Does Government Matter?
On March 9, 1945, over three hundred planes of the United States Army Air Force attacked Tokyo, Japan with incendiary bombs. History books tell us that the weather was good. This late in World War II, Japan had no effective air defenses. Over 80,000 people were killed and over a quarter million buildings were destroyed by the raid. Historians debate whether Allied air raids like this were necessary and justified. Leaving those issues aside, there can be no question that the Tokyo air raid was a direct consequence of the decision by the Imperial Japanese government to attack the United States on December 7, 1941.
The Japanese who died that day in March 1945 had no say in selecting the men who led their country. Nonetheless, those Japanese died because of their leaders’ bad decisions. We can see the same phenomenon today in news photos of Russian conscripts killed in Putin’s “special military operation” in Ukraine. While Russia goes through the form of elections, there is no choice other than Putin.
For the time-being, the United States is different from Imperial Japan and Putin’s Russia. We still have a meaningful right to choose our government leaders. That right is under attack.
The attack proceeds on many fronts. Last Friday, two federal judges appointed by donald trump decreed that Ohio must elect its General Assembly in 2022 using districts which the Ohio Supreme Court has repeatedly held violate the Ohio Constitution because they are so skewed in favor of Republicans.
A week or so ago, the high profile Conservative Political Action Committee (“CPAC”) held a major meeting in Budapest, Hungary to hear Hungarian prime minister Victor Orban. Orban’s accomplishments in Hungary have included bringing the country’s media under government domination, using government funds and platforms to campaign for his party, and gerrymandering the Hungarian Parliament so that less than 50% of the vote gives his party a majority of the seats. Wonder what CPAC wants to learn from Orban. More locally, Peter Thiel, mentor to and a huge financial backer of Republican Senate nominee J.D. Vance, has publicly said that “’capitalist democracy’ is an oxymoron.”
Democracy Under Threat
A strong case can be made that democracy in America is under more serious threat than ever before in our history. What should we do? In Ohio, fighting back starts with getting a General Assembly that fairly represents Ohioans. The illegal districts forced on us this year will be re-drawn for 2024. We must have a Democratic majority on the Redistricting Commission which will draw those districts. With all due respect to our State Supreme Court, we have seen this year that it is incapable of giving Ohio fair districts from which to elect our lawmakers. We must win a majority on the Commission this year.
The Commission will always have one Democrat and one Republican from each house of the General Assembly as members.

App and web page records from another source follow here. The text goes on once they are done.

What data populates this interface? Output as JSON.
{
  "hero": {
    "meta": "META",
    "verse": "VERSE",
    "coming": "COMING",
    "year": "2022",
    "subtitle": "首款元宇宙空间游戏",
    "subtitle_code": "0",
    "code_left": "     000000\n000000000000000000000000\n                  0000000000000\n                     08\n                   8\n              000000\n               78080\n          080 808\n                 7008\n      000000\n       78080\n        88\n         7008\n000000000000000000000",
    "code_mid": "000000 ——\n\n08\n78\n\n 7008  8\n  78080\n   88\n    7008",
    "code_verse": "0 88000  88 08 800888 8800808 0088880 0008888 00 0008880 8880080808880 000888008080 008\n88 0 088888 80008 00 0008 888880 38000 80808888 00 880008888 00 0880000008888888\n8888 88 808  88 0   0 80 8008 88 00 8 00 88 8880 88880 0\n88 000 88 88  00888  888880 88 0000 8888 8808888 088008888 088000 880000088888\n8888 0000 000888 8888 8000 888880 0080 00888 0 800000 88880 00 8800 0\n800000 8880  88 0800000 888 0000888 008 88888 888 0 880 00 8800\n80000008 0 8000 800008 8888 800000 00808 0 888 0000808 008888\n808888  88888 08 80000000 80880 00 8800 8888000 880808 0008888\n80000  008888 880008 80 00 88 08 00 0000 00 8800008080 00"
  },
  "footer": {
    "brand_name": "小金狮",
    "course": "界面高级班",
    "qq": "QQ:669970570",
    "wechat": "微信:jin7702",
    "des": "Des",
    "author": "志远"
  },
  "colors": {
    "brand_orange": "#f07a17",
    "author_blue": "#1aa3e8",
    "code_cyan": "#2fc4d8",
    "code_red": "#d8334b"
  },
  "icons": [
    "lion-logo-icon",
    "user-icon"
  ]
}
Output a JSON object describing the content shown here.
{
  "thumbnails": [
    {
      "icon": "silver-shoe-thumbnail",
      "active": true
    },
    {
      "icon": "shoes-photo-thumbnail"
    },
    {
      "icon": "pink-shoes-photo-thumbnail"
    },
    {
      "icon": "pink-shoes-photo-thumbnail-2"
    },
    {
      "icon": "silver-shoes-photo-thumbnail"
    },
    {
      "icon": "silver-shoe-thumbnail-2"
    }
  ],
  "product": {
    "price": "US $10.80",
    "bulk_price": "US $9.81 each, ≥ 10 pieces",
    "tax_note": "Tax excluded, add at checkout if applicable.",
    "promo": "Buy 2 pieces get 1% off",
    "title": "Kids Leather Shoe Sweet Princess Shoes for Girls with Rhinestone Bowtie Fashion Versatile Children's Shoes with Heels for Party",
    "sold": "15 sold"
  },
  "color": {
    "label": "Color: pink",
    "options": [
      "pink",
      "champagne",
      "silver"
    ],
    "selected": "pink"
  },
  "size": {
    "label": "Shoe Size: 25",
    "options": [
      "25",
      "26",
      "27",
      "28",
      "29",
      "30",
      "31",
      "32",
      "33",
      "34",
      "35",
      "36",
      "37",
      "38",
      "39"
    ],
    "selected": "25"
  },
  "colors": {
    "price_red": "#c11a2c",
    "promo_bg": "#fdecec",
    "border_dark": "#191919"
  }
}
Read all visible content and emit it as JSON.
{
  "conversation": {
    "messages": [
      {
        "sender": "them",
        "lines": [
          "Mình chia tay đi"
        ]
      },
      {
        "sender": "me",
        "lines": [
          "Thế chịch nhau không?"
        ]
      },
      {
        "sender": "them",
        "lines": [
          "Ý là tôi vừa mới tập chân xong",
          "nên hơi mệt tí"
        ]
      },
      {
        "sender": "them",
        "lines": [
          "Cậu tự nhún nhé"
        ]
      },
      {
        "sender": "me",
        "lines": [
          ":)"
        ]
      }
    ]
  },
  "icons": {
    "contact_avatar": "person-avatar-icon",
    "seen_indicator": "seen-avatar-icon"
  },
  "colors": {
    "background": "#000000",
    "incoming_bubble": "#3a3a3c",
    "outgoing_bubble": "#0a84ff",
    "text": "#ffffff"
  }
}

The Commission’s swing votes are the three executive officers who are members: the Governor, the Secretary of State, and the State Auditor. While it is important to elect Democrats to every office, electing Nan Whaley as Governor, Chelsea Clarke as Secretary of State, and Taylor Sappington as State Auditor must be our top priority in 2022. If we don’t, we may soon find that the Republican supermajority in the legislature has made it impossible to vote for anyone but Republicans. Yes, it can happen here.
The August Primary Election
Part two of the 2022 primary election will happen on August 2. In Clermont County, this will elect candidates for our two new state house districts, and it will elect a man and a woman to serve on the Democratic and Republican Party state central committees. Turnout for Primary Election Part Two is expected to be abysmal. Those of you in the northwestern part of the County in new District 62 already know who your state house candidates will be. Democrat Brian Flick will run in November against the woman who said that becoming pregnant from being raped is an “opportunity” for the woman. The choice here is a no-brainer.
Most of Clermont County, and western Brown County, is in the new District 63. Democrats in District 63 must vote in the August 2 primary. We need you to write in Rich Perry for State House District 63. We must get Rich at least fifty votes to get his name on the November ballot. Vote by mail, vote early in person in Batavia, or vote at your polling place on August 2. However you do it, write in Rich Perry. The August 2 primary is not an election to pass on.
Every even-numbered year, the Clermont County Democratic Party reorganizes. This means our elected Central Committee members meet to choose Central Committee officers and a new Executive Committee. The new Executive Committee then elects new Party officers. This year our meeting will be at noon on Saturday, June 4. Because we are not yet completely free of Covid and we do not want anyone to have to choose between their health and their right to vote, the meeting will be held on Zoom, hosted by the Ohio Democratic Party. The Zoom link has been mailed to every Central Committee member. Please call or e-mail me if you have not received it by Thursday. I can be reached at 513-236-5426 or email@example.com. We also need to give ODP a phone number and e-mail address for every Central Committee member and for our Club representatives on the Executive Committee. That is how ODP will verify who is entitled to vote. Please give me or our Secretary Bonnie Carlier that information.
Democratic Party rules require that our reorganization meeting be public. To satisfy that requirement, the meeting will be live-streamed. I do not have the livestream information as I write this. If you are not a Central Committee member or a Club representative and want to watch the meeting, please contact me and I will get you the livestream information.